** Opening Data for analysis block **

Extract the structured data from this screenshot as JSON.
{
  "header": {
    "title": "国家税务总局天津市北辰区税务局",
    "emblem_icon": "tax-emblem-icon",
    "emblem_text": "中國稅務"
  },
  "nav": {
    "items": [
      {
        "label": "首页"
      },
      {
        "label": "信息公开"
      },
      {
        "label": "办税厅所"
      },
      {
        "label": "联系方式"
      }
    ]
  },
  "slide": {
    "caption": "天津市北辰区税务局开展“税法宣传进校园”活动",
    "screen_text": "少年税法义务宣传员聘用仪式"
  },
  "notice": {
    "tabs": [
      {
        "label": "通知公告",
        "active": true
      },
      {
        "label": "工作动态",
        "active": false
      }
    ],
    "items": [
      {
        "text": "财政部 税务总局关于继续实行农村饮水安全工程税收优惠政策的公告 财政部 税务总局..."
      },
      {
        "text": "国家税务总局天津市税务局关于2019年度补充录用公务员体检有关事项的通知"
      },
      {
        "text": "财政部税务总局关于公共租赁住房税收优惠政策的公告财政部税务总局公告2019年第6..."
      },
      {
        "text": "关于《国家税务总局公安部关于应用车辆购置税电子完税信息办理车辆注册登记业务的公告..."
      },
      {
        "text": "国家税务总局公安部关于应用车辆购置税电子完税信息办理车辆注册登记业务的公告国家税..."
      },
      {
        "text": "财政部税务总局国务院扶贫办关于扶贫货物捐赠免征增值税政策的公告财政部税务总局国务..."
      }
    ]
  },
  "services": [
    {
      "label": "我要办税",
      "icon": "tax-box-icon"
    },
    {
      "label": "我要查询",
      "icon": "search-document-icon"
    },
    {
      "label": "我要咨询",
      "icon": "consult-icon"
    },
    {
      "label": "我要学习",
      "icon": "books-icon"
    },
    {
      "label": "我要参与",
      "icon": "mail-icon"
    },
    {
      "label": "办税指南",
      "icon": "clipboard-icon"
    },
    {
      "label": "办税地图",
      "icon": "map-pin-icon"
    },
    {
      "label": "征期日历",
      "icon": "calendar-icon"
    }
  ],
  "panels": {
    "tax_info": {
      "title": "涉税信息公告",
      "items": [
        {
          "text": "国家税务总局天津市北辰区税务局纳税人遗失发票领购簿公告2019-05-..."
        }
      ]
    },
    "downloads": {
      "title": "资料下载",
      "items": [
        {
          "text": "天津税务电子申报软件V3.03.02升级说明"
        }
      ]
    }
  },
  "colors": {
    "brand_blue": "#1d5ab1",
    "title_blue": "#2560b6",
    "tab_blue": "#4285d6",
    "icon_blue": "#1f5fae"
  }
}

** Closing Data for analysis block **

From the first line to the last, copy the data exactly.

> [Exercise solution]:
Extract the structured data from this screenshot as JSON.
{
  "header": {
    "title": "国家税务总局天津市北辰区税务局",
    "emblem_icon": "tax-emblem-icon",
    "emblem_text": "中國稅務"
  },
  "nav": {
    "items": [
      {
        "label": "首页"
      },
      {
        "label": "信息公开"
      },
      {
        "label": "办税厅所"
      },
      {
        "label": "联系方式"
      }
    ]
  },
  "slide": {
    "caption": "天津市北辰区税务局开展“税法宣传进校园”活动",
    "screen_text": "少年税法义务宣传员聘用仪式"
  },
  "notice": {
    "tabs": [
      {
        "label": "通知公告",
        "active": true
      },
      {
        "label": "工作动态",
        "active": false
      }
    ],
    "items": [
      {
        "text": "财政部 税务总局关于继续实行农村饮水安全工程税收优惠政策的公告 财政部 税务总局..."
      },
      {
        "text": "国家税务总局天津市税务局关于2019年度补充录用公务员体检有关事项的通知"
      },
      {
        "text": "财政部税务总局关于公共租赁住房税收优惠政策的公告财政部税务总局公告2019年第6..."
      },
      {
        "text": "关于《国家税务总局公安部关于应用车辆购置税电子完税信息办理车辆注册登记业务的公告..."
      },
      {
        "text": "国家税务总局公安部关于应用车辆购置税电子完税信息办理车辆注册登记业务的公告国家税..."
      },
      {
        "text": "财政部税务总局国务院扶贫办关于扶贫货物捐赠免征增值税政策的公告财政部税务总局国务..."
      }
    ]
  },
  "services": [
    {
      "label": "我要办税",
      "icon": "tax-box-icon"
    },
    {
      "label": "我要查询",
      "icon": "search-document-icon"
    },
    {
      "label": "我要咨询",
      "icon": "consult-icon"
    },
    {
      "label": "我要学习",
      "icon": "books-icon"
    },
    {
      "label": "我要参与",
      "icon": "mail-icon"
    },
    {
      "label": "办税指南",
      "icon": "clipboard-icon"
    },
    {
      "label": "办税地图",
      "icon": "map-pin-icon"
    },
    {
      "label": "征期日历",
      "icon": "calendar-icon"
    }
  ],
  "panels": {
    "tax_info": {
      "title": "涉税信息公告",
      "items": [
        {
          "text": "国家税务总局天津市北辰区税务局纳税人遗失发票领购簿公告2019-05-..."
        }
      ]
    },
    "downloads": {
      "title": "资料下载",
      "items": [
        {
          "text": "天津税务电子申报软件V3.03.02升级说明"
        }
      ]
    }
  },
  "colors": {
    "brand_blue": "#1d5ab1",
    "title_blue": "#2560b6",
    "tab_blue": "#4285d6",
    "icon_blue": "#1f5fae"
  }
}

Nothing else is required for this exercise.